Amidst the euphoria however comes the realization that the implementation of the Bill would not be immediate but would require several years if not more. In culinary terms it is like heaping a pile of plates on a rising pudding or cake. Of course politicising gender is a constant, yet cannot immediate implementation of the Bill prove to the world that India has creditably addressed SDG 5 before 2030 as an example to both the Global North and the Global South?
Nationalist Congress Party President Sharad Pawar on Tuesday predicted that no single party would get a majority in the 2019 elections and that there would be change in government both at the Centre and in Maharashtra.
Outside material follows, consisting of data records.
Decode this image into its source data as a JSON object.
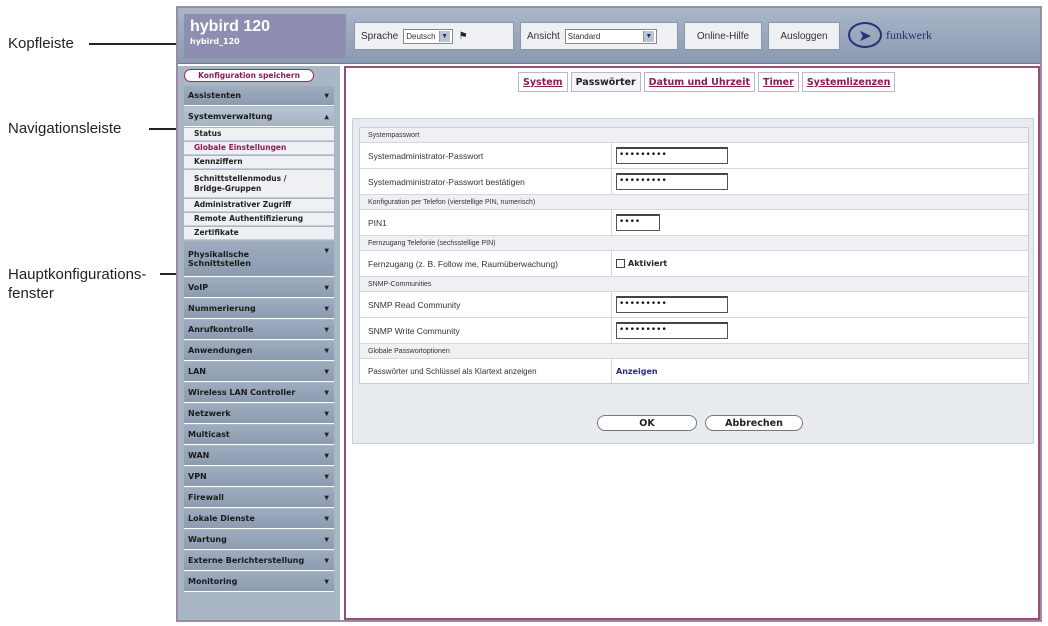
{
  "annotations": {
    "header": "Kopfleiste",
    "navigation": "Navigationsleiste",
    "main_line1": "Hauptkonfigurations-",
    "main_line2": "fenster"
  },
  "header": {
    "product": "hybird 120",
    "model": "hybird_120",
    "language_label": "Sprache",
    "language_value": "Deutsch",
    "view_label": "Ansicht",
    "view_value": "Standard",
    "help": "Online-Hilfe",
    "logout": "Ausloggen",
    "logo_text": "funkwerk"
  },
  "sidebar": {
    "save": "Konfiguration speichern",
    "items": [
      {
        "label": "Assistenten"
      },
      {
        "label": "Systemverwaltung"
      },
      {
        "label": "Physikalische"
      },
      {
        "label": "Schnittstellen"
      },
      {
        "label": "VoIP"
      },
      {
        "label": "Nummerierung"
      },
      {
        "label": "Anrufkontrolle"
      },
      {
        "label": "Anwendungen"
      },
      {
        "label": "LAN"
      },
      {
        "label": "Wireless LAN Controller"
      },
      {
        "label": "Netzwerk"
      },
      {
        "label": "Multicast"
      },
      {
        "label": "WAN"
      },
      {
        "label": "VPN"
      },
      {
        "label": "Firewall"
      },
      {
        "label": "Lokale Dienste"
      },
      {
        "label": "Wartung"
      },
      {
        "label": "Externe Berichterstellung"
      },
      {
        "label": "Monitoring"
      }
    ],
    "subitems": [
      {
        "label": "Status"
      },
      {
        "label": "Globale Einstellungen"
      },
      {
        "label": "Kennziffern"
      },
      {
        "label": "Schnittstellenmodus /"
      },
      {
        "label": "Bridge-Gruppen"
      },
      {
        "label": "Administrativer Zugriff"
      },
      {
        "label": "Remote Authentifizierung"
      },
      {
        "label": "Zertifikate"
      }
    ]
  },
  "tabs": [
    "System",
    "Passwörter",
    "Datum und Uhrzeit",
    "Timer",
    "Systemlizenzen"
  ],
  "form": {
    "sections": [
      {
        "title": "Systempasswort"
      },
      {
        "title": "Konfiguration per Telefon (vierstellige PIN, numerisch)"
      },
      {
        "title": "Fernzugang Telefonie (sechsstellige PIN)"
      },
      {
        "title": "SNMP-Communities"
      },
      {
        "title": "Globale Passwortoptionen"
      }
    ],
    "rows": [
      {
        "label": "Systemadministrator-Passwort",
        "value": "•••••••••"
      },
      {
        "label": "Systemadministrator-Passwort bestätigen",
        "value": "•••••••••"
      },
      {
        "label": "PIN1",
        "value": "••••"
      },
      {
        "label": "Fernzugang (z. B. Follow me, Raumüberwachung)",
        "value": "Aktiviert"
      },
      {
        "label": "SNMP Read Community",
        "value": "•••••••••"
      },
      {
        "label": "SNMP Write Community",
        "value": "•••••••••"
      },
      {
        "label": "Passwörter und Schlüssel als Klartext anzeigen",
        "value": "Anzeigen"
      }
    ]
  },
  "buttons": {
    "ok": "OK",
    "cancel": "Abbrechen"
  }
}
Likening the current political scenario to the one in 2004, the senior leader, often dubbed as ‘Chanakya’ of Indian politics, said it does not seem possible for a single party to come to power in 2019.
“I don’t think power equations will remain same in the state (Maharashtra) and Centre. It would be like 2004 when no party secured a majority but a government under (Prime Minister) Manmohan Singh continued for 10 years,” Pawar said at ‘Mumbai Manthan’ organized by India Today group in the city today.
He pointed out that the NDA government headed by (Prime Minister) Atal Behari Vajpayee had gone to elections with an impressive ‘Shining India’ campaign, but failed to win the polls.
It paved the way for a new Congress-led coalition at the Centre coming to power with Manmohan Singh as PM and he led it for two consecutive terms till, 2014.
He said in 2004, the Bharatiya Janata Party was led by Vajpayee and at that time they said “there was no alternative” to him.
“Compare Vajpayee’s stature and leadership with the present PM’s stature and leadership. I feel Vajpayee was one of the tallest leaders of the BJP. I don’t think that is the situation in that party today,” Pawar said.
Rejecting the argument of a ‘vacuum in politics,’, he sought to underplay the ‘Modi vs Who’ debate and said every political situation throws up a leader.
He asked: “Who would have thought in 2004 that Manmohan Singh would be the PM?”
In this context, he referred to senior Congress leader P. Chidambaram’s statement on Monday that the party has not projected its President Rahul Gandhi as the prime ministerial candidate in 2019.
“Chidambaram has stated the fact and placed on record the Congress party’s position. In my discussions with the Congress leaders, though it is clear it wants a change, it never occurred that they want to put someone as the PM candidate and force it on other parties,” Pawar said.
He suggested that “no leader should be projected as a PM candidate from the Opposition in 2019 and the PM should be decided by coalition partners only in a post-election scenario.”
Pawar said that the current political situation does not warrant a popularity-based electoral contest, dismissing the ‘Modi versus Rahul’ theory in 2019.
The NCP chief also said in the given political environment, a ‘Mahagathbandhan’ (grand Opposition alliance) of all non-BJP parties uniting to project an alternative was not possible.
“We (NCP) don’t speak about such a ‘Mahagathbandhan’. I have held talks with all the parties over an opposition alliance to provide an alternative (to the BJP), but there are no conditions existing for such a force (to develop). The ground realities are very different in each state,” Pawar said.